Records for the exercise section start
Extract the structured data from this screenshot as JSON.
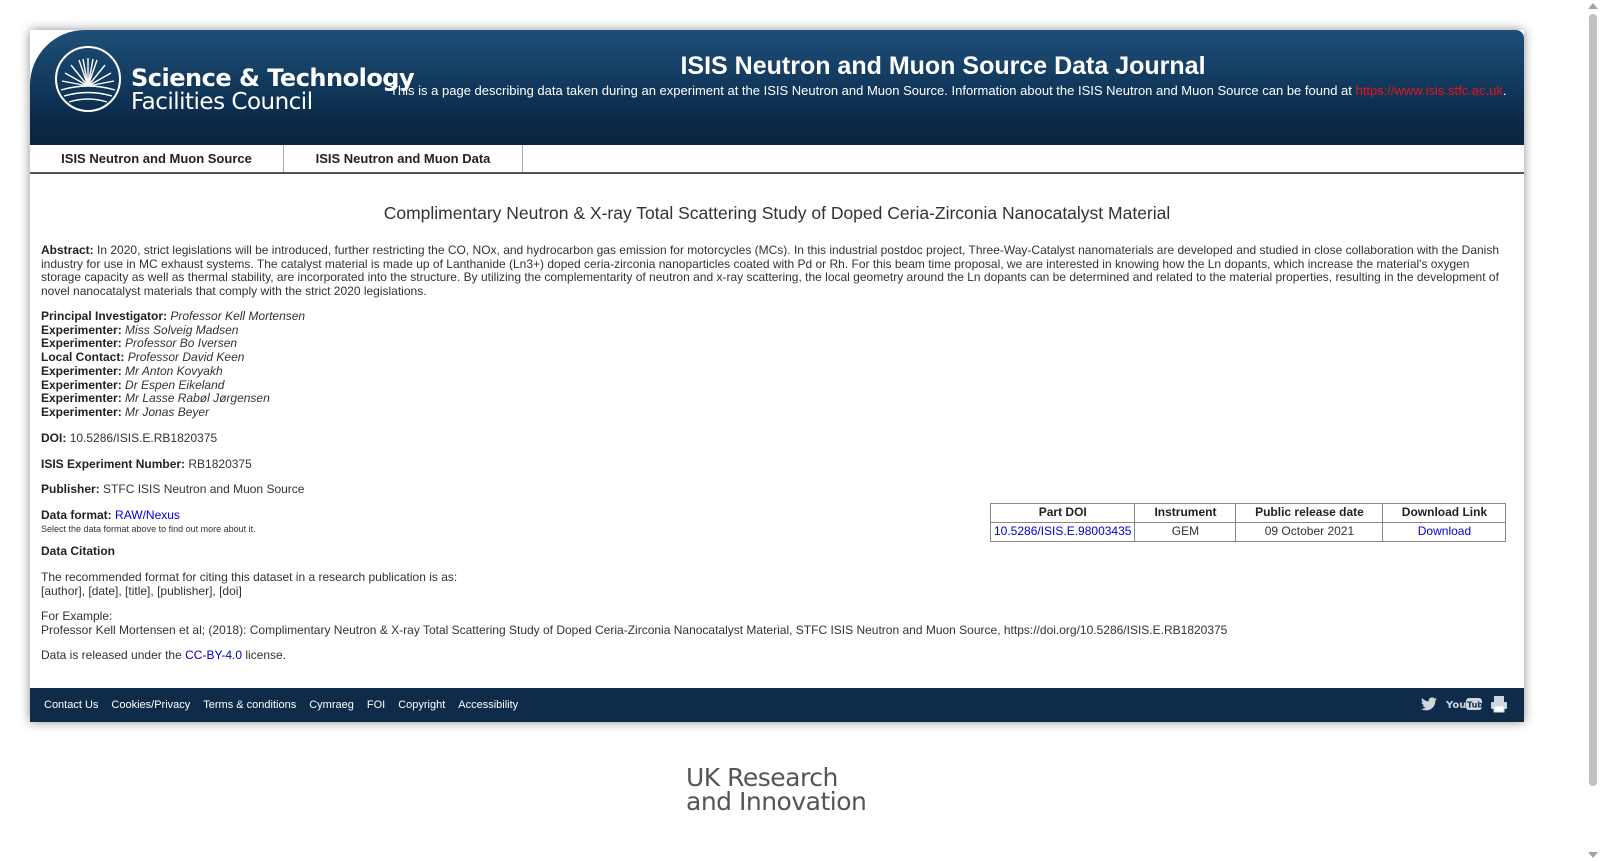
{
  "header": {
    "logo_line1": "Science & Technology",
    "logo_line2": "Facilities Council",
    "title": "ISIS Neutron and Muon Source Data Journal",
    "description": "This is a page describing data taken during an experiment at the ISIS Neutron and Muon Source. Information about the ISIS Neutron and Muon Source can be found at",
    "link": "https://www.isis.stfc.ac.uk",
    "link_suffix": "."
  },
  "nav": {
    "items": [
      {
        "label": "ISIS Neutron and Muon Source"
      },
      {
        "label": "ISIS Neutron and Muon Data"
      }
    ]
  },
  "main": {
    "title": "Complimentary Neutron & X-ray Total Scattering Study of Doped Ceria-Zirconia Nanocatalyst Material",
    "abstract_label": "Abstract:",
    "abstract": "In 2020, strict legislations will be introduced, further restricting the CO, NOx, and hydrocarbon gas emission for motorcycles (MCs). In this industrial postdoc project, Three-Way-Catalyst nanomaterials are developed and studied in close collaboration with the Danish industry for use in MC exhaust systems. The catalyst material is made up of Lanthanide (Ln3+) doped ceria-zirconia nanoparticles coated with Pd or Rh. For this beam time proposal, we are interested in knowing how the Ln dopants, which increase the material's oxygen storage capacity as well as thermal stability, are incorporated into the structure. By utilizing the complementarity of neutron and x-ray scattering, the local geometry around the Ln dopants can be determined and related to the material properties, resulting in the development of novel nanocatalyst materials that comply with the strict 2020 legislations.",
    "people": [
      {
        "role": "Principal Investigator:",
        "name": "Professor Kell Mortensen"
      },
      {
        "role": "Experimenter:",
        "name": "Miss Solveig Madsen"
      },
      {
        "role": "Experimenter:",
        "name": "Professor Bo Iversen"
      },
      {
        "role": "Local Contact:",
        "name": "Professor David Keen"
      },
      {
        "role": "Experimenter:",
        "name": "Mr Anton Kovyakh"
      },
      {
        "role": "Experimenter:",
        "name": "Dr Espen Eikeland"
      },
      {
        "role": "Experimenter:",
        "name": "Mr Lasse Rabøl Jørgensen"
      },
      {
        "role": "Experimenter:",
        "name": "Mr Jonas Beyer"
      }
    ],
    "doi_label": "DOI:",
    "doi": "10.5286/ISIS.E.RB1820375",
    "exp_label": "ISIS Experiment Number:",
    "exp_number": "RB1820375",
    "publisher_label": "Publisher:",
    "publisher": "STFC ISIS Neutron and Muon Source",
    "format_label": "Data format:",
    "format": "RAW/Nexus",
    "format_hint": "Select the data format above to find out more about it.",
    "citation_heading": "Data Citation",
    "citation_intro": "The recommended format for citing this dataset in a research publication is as:",
    "citation_format": "[author], [date], [title], [publisher], [doi]",
    "example_label": "For Example:",
    "example": "Professor Kell Mortensen et al; (2018): Complimentary Neutron & X-ray Total Scattering Study of Doped Ceria-Zirconia Nanocatalyst Material, STFC ISIS Neutron and Muon Source, https://doi.org/10.5286/ISIS.E.RB1820375",
    "license_prefix": "Data is released under the",
    "license": "CC-BY-4.0",
    "license_suffix": "license."
  },
  "table": {
    "headers": [
      "Part DOI",
      "Instrument",
      "Public release date",
      "Download Link"
    ],
    "rows": [
      [
        "10.5286/ISIS.E.98003435",
        "GEM",
        "09 October 2021",
        "Download"
      ]
    ]
  },
  "footer": {
    "links": [
      "Contact Us",
      "Cookies/Privacy",
      "Terms & conditions",
      "Cymraeg",
      "FOI",
      "Copyright",
      "Accessibility"
    ],
    "social": [
      "twitter-icon",
      "youtube-icon",
      "print-icon"
    ]
  },
  "ukri": {
    "line1": "UK Research",
    "line2": "and Innovation"
  },
  "colors": {
    "header_dark": "#0b2b4a",
    "header_light": "#1f4f79",
    "link_red": "#e8141b",
    "link_blue": "#0000cc",
    "footer_bg": "#0e2c4a"
  }
}
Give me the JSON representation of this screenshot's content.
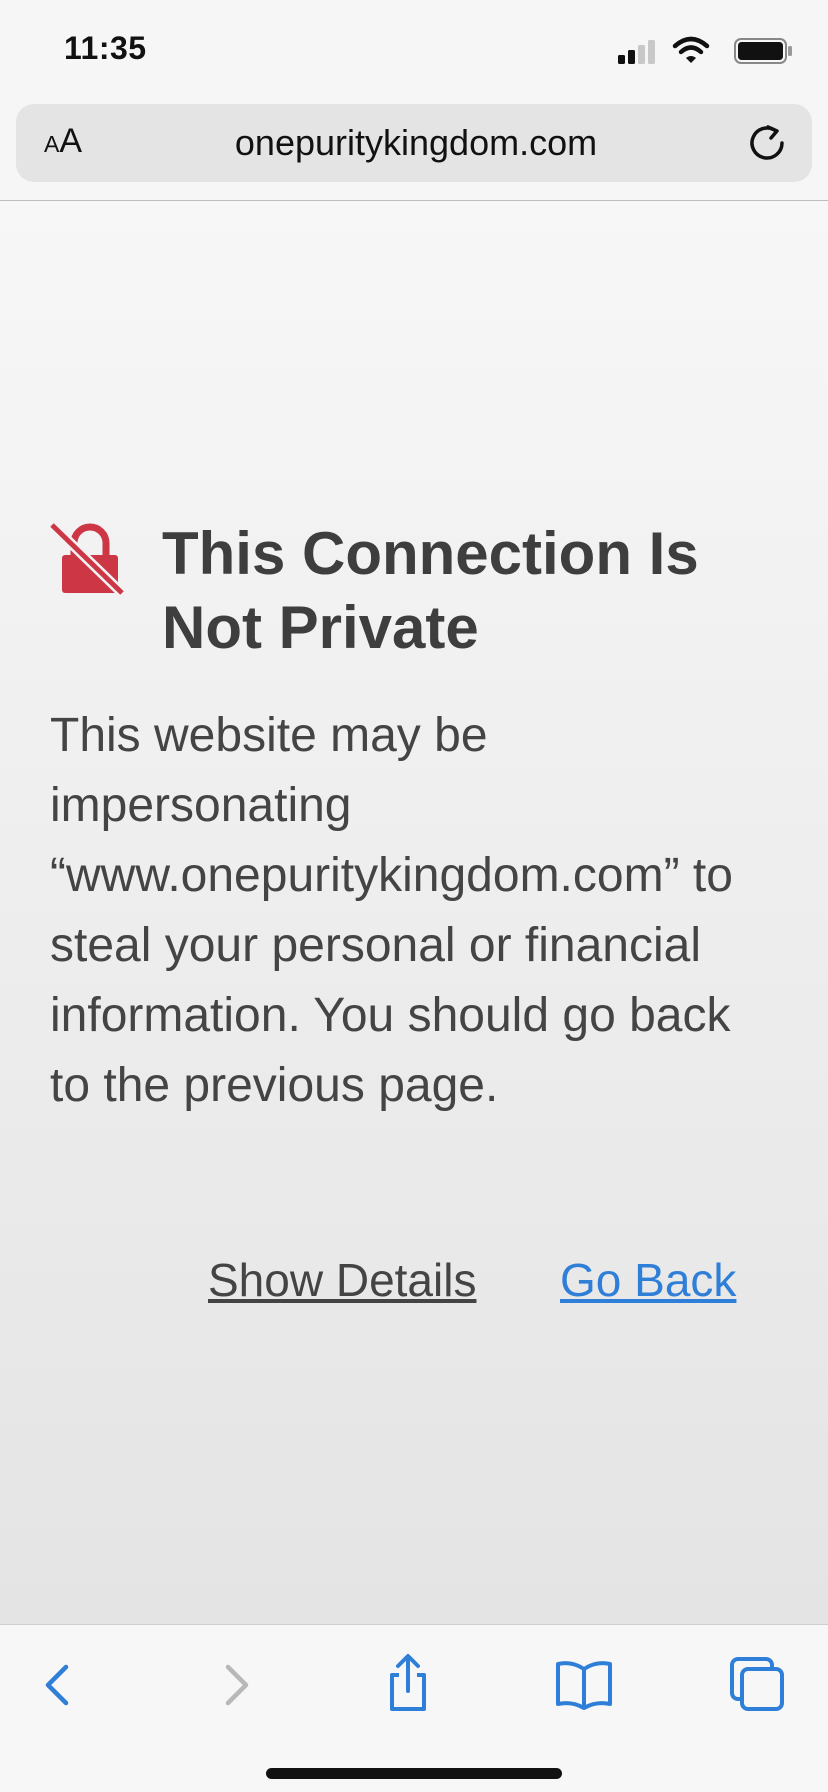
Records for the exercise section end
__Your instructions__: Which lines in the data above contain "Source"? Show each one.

__Answer section__:
    "title": "ISIS Neutron and Muon Source Data Journal",
    "description": "This is a page describing data taken during an experiment at the ISIS Neutron and Muon Source. Information about the ISIS Neutron and Muon Source can be found at",
        "label": "ISIS Neutron and Muon Source"
    "publisher": "STFC ISIS Neutron and Muon Source",
    "example": "Professor Kell Mortensen et al; (2018): Complimentary Neutron & X-ray Total Scattering Study of Doped Ceria-Zirconia Nanocatalyst Material, STFC ISIS Neutron and Muon Source, https://doi.org/10.5286/ISIS.E.RB1820375",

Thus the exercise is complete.